A FORMER police officer who crashed into another vehicle while almost four times the drink-drive limit has been spared an immediate prison sentence.

Blackburn magistrates heard Emma Shaw had no recollection of her journey from the Ribchester Arms to her home in Whalley.

But her actions on the day resulted in the loss of her previously unblemished character.

Shaw, 39, of Hayhurst Close, Whalley, pleaded guilty to driving with excess alcohol.

She was sentenced to 12 weeks in prison, suspended for 12 months, made subject to comm-unity supervision for 12 months, banned from driving for 36 weeks, and ordered to pay £165 costs.

Parveen Akhtar, prosecuting, said a witness driving a gritting lorry saw Shaw drive off the pub car park and nearly collide with three vehicles.

As he followed her towards the A59, she crossed onto the wrong side of the road on several occasions, before going through a red light and colliding with a car on the main road.

“She drove off after the collision, but was traced through her registration number,” said Miss Akhtar. “Police found her locked in her car at her home address and, at first, she refused to open the door.”

Miss Akhtar said Shaw gave a roadside reading of 140, exactly four times the legal limit of 35, but her reading on the police station intoxiliser was 131.

Geoffrey Ireland, defending, said his client had gone out on November 18 with no intention of drink-driving.

She had missed meeting a friend in a pub, in Whalley, and had then driven to Ribchester.

“At that stage it was not her intention to drive home,” said Mr Ireland. “She actually has no recollection of that journey home.”

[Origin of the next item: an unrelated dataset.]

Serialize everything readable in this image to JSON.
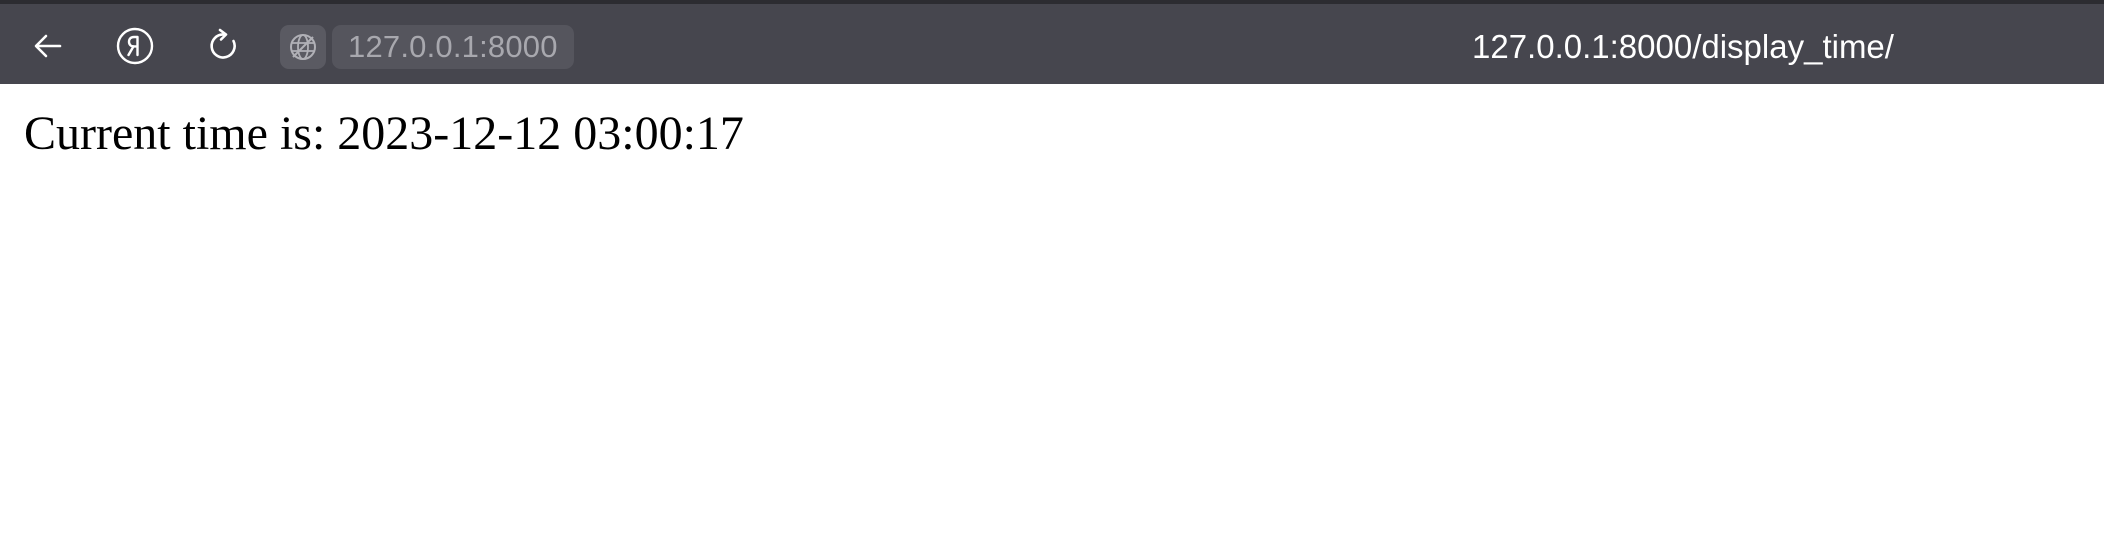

He said Shaw had been a police officer for 12 years until her resignation in 2010.

“That resignation was prompted by the death of a close friend, matrimonial problems, and the strains and pressures of the job,” said Mr Ireland. “For five-and-a-half years she was part of the public protection unit, which was extremely traumatic.”

Mr Ireland said since her resignation, Shaw had been working for a charitable organisation, but had resigned from that position because of the inevitable loss of her licence.

“She is a person who until today had an unblemished character, and she assures me this is the one and only time she has got behind the wheel in drink.”